Task requirements → Scan the entries below for the word "Shell". Copy each line that has it.

Dataset items:
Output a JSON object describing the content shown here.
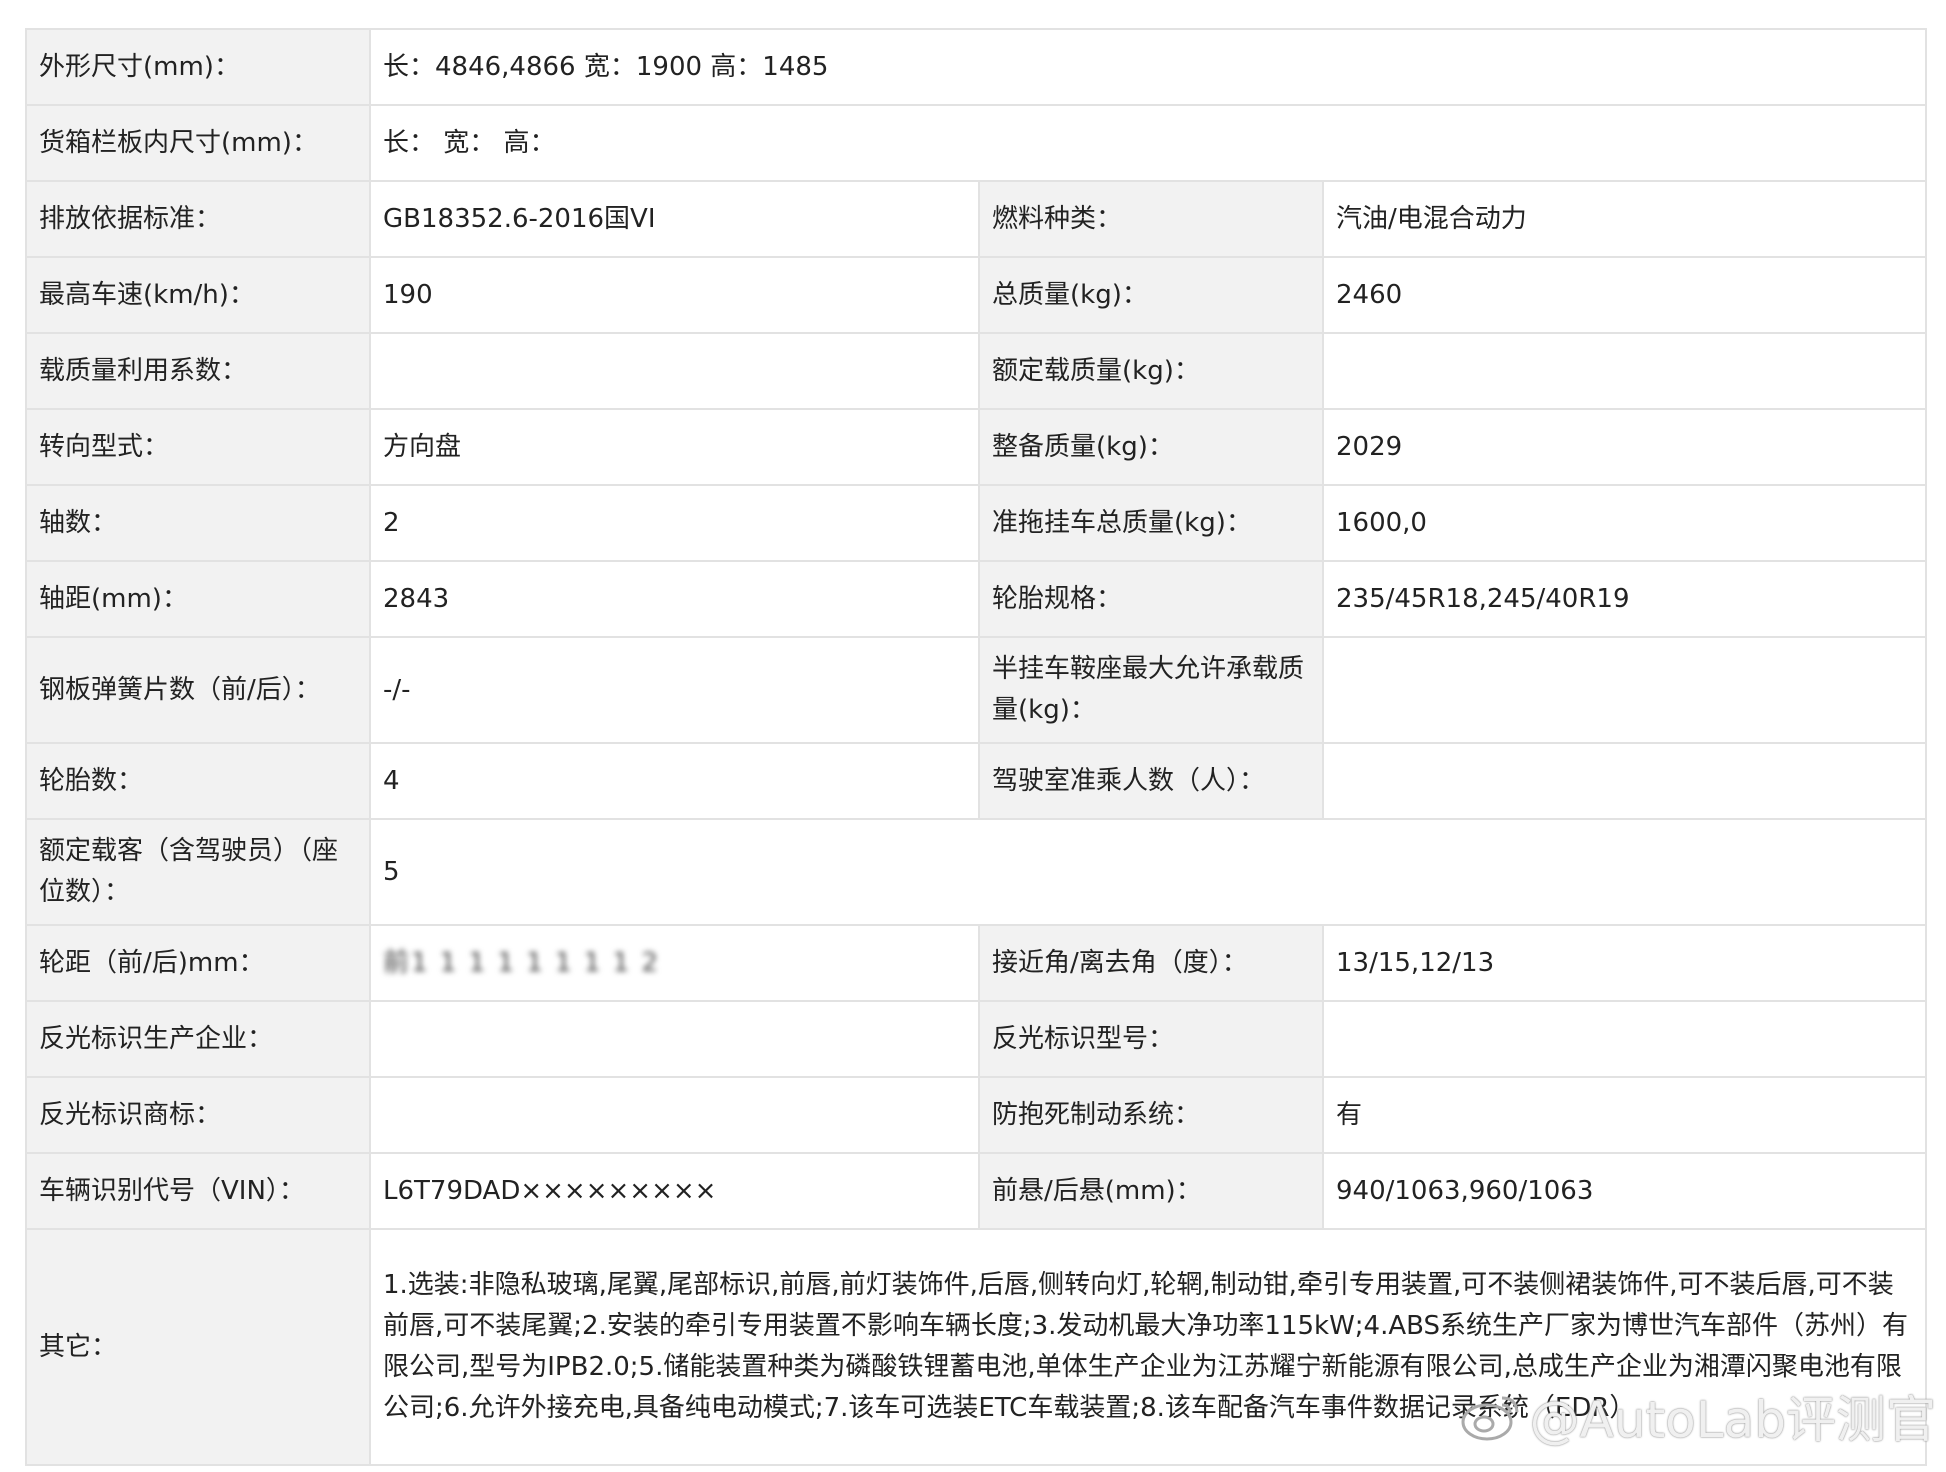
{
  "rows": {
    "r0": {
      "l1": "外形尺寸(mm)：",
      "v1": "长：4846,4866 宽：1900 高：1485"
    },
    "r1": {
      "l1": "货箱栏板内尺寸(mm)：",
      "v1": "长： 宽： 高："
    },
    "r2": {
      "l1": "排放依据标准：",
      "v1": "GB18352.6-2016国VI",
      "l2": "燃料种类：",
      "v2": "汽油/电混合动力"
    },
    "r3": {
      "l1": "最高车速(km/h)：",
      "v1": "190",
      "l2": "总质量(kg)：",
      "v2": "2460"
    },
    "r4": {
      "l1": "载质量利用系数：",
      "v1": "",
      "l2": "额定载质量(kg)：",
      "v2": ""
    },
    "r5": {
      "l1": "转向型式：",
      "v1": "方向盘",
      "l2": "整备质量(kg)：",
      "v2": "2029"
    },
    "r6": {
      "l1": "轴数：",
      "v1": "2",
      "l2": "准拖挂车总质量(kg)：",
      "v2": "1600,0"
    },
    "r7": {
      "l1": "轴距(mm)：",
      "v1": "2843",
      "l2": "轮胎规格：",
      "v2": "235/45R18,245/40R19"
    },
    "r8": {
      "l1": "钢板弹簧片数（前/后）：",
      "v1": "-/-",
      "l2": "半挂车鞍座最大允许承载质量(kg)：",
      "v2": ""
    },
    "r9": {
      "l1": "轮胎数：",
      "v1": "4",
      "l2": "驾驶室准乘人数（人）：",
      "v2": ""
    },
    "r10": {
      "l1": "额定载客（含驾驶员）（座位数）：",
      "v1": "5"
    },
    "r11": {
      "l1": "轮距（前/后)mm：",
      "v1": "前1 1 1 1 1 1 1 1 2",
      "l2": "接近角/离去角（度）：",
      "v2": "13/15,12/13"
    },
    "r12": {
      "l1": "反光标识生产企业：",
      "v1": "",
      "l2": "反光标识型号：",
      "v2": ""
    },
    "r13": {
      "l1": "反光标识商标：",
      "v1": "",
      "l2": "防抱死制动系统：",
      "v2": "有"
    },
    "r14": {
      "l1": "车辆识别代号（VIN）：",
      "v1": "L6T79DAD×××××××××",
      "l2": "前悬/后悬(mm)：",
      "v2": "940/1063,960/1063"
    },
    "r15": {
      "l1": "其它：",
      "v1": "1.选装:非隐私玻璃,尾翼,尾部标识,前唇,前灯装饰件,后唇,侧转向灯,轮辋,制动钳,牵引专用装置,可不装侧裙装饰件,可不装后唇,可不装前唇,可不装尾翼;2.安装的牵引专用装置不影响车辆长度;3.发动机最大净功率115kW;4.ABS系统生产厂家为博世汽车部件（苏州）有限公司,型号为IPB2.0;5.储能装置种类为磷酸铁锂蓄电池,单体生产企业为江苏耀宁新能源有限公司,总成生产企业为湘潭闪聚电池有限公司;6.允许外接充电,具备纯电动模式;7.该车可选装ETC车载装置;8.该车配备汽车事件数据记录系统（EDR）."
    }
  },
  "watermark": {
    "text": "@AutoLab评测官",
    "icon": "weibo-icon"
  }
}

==

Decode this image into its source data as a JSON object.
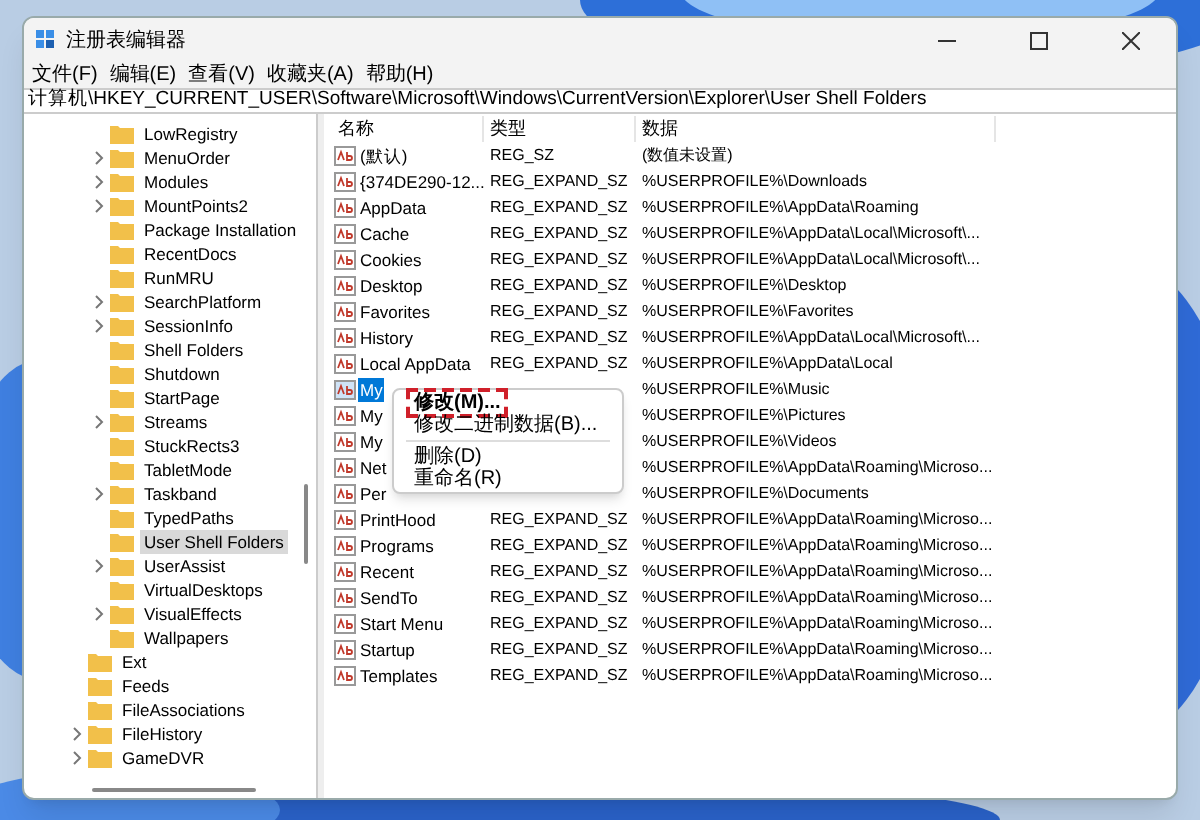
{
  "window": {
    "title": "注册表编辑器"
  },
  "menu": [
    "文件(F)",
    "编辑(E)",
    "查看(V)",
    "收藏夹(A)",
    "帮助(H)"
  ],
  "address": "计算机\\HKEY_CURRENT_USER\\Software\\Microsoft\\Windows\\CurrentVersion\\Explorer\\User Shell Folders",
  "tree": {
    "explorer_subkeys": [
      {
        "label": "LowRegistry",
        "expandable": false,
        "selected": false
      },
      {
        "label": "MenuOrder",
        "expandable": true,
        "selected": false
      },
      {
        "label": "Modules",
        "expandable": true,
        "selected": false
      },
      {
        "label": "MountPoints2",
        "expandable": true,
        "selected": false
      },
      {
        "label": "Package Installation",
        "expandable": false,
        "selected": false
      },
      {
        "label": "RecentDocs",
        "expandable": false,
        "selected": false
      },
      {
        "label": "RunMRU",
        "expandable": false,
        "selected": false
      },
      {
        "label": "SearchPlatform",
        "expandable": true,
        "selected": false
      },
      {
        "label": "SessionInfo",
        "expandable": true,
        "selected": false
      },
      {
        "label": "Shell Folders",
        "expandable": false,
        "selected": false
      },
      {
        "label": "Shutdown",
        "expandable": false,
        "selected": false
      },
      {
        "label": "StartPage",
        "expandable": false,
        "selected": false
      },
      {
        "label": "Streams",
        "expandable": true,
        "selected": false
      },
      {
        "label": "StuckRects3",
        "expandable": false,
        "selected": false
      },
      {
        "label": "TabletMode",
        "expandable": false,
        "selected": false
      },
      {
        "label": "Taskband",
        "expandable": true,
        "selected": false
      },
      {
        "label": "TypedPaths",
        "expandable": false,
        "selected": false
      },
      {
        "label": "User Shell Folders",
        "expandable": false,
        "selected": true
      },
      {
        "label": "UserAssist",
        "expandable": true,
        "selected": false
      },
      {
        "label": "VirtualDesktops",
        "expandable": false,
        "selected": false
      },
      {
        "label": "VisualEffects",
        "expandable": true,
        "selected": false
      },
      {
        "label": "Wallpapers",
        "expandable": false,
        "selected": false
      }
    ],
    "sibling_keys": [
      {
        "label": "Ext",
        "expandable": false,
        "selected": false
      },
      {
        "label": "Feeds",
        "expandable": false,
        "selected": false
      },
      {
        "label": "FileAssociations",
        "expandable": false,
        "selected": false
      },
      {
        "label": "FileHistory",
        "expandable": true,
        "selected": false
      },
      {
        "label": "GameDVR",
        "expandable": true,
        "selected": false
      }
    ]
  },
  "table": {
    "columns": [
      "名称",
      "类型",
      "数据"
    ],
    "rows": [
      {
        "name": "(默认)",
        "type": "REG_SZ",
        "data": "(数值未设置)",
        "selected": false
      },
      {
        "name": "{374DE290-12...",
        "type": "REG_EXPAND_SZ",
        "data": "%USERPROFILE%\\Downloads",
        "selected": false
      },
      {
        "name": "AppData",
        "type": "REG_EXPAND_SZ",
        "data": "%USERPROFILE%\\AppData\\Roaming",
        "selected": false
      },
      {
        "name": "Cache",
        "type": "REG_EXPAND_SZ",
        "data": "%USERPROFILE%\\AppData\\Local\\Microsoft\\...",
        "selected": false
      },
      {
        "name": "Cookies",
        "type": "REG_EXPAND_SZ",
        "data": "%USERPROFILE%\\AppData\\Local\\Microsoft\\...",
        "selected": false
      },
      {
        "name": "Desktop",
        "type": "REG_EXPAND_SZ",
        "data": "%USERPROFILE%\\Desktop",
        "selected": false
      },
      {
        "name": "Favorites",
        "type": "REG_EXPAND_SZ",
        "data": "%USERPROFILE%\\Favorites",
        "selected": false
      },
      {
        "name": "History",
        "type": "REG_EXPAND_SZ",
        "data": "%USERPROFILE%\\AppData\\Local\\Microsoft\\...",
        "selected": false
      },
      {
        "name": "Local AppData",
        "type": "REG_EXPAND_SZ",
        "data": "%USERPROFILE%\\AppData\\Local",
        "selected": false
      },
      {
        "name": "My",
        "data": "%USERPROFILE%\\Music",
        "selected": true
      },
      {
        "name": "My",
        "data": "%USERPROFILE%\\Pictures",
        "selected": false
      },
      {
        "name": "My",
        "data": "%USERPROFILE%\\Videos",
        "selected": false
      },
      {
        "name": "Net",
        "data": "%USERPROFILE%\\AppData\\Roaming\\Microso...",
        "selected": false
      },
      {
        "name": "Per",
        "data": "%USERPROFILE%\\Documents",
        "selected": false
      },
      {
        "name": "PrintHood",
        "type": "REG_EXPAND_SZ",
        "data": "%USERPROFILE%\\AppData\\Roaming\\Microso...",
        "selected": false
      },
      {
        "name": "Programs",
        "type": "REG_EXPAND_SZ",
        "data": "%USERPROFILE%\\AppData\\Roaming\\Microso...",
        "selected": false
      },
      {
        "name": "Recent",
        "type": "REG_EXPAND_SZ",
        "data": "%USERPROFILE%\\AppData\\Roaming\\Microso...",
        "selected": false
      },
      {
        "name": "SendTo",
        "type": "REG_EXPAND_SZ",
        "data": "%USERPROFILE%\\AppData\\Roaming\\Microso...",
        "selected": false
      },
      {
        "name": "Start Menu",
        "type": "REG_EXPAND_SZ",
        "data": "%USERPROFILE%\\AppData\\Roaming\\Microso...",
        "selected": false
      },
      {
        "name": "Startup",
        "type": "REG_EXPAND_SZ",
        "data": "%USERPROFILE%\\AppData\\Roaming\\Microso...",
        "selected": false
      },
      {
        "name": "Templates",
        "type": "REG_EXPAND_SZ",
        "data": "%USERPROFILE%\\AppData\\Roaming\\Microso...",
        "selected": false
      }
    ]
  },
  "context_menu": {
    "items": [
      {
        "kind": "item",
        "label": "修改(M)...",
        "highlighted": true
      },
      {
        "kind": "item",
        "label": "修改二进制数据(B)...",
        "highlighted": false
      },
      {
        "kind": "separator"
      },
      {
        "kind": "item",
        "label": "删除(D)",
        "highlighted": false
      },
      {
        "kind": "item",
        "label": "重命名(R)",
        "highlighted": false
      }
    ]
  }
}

Result of this task →
  "address": "计算机\\HKEY_CURRENT_USER\\Software\\Microsoft\\Windows\\CurrentVersion\\Explorer\\User Shell Folders",
        "label": "Shell Folders",
        "label": "User Shell Folders",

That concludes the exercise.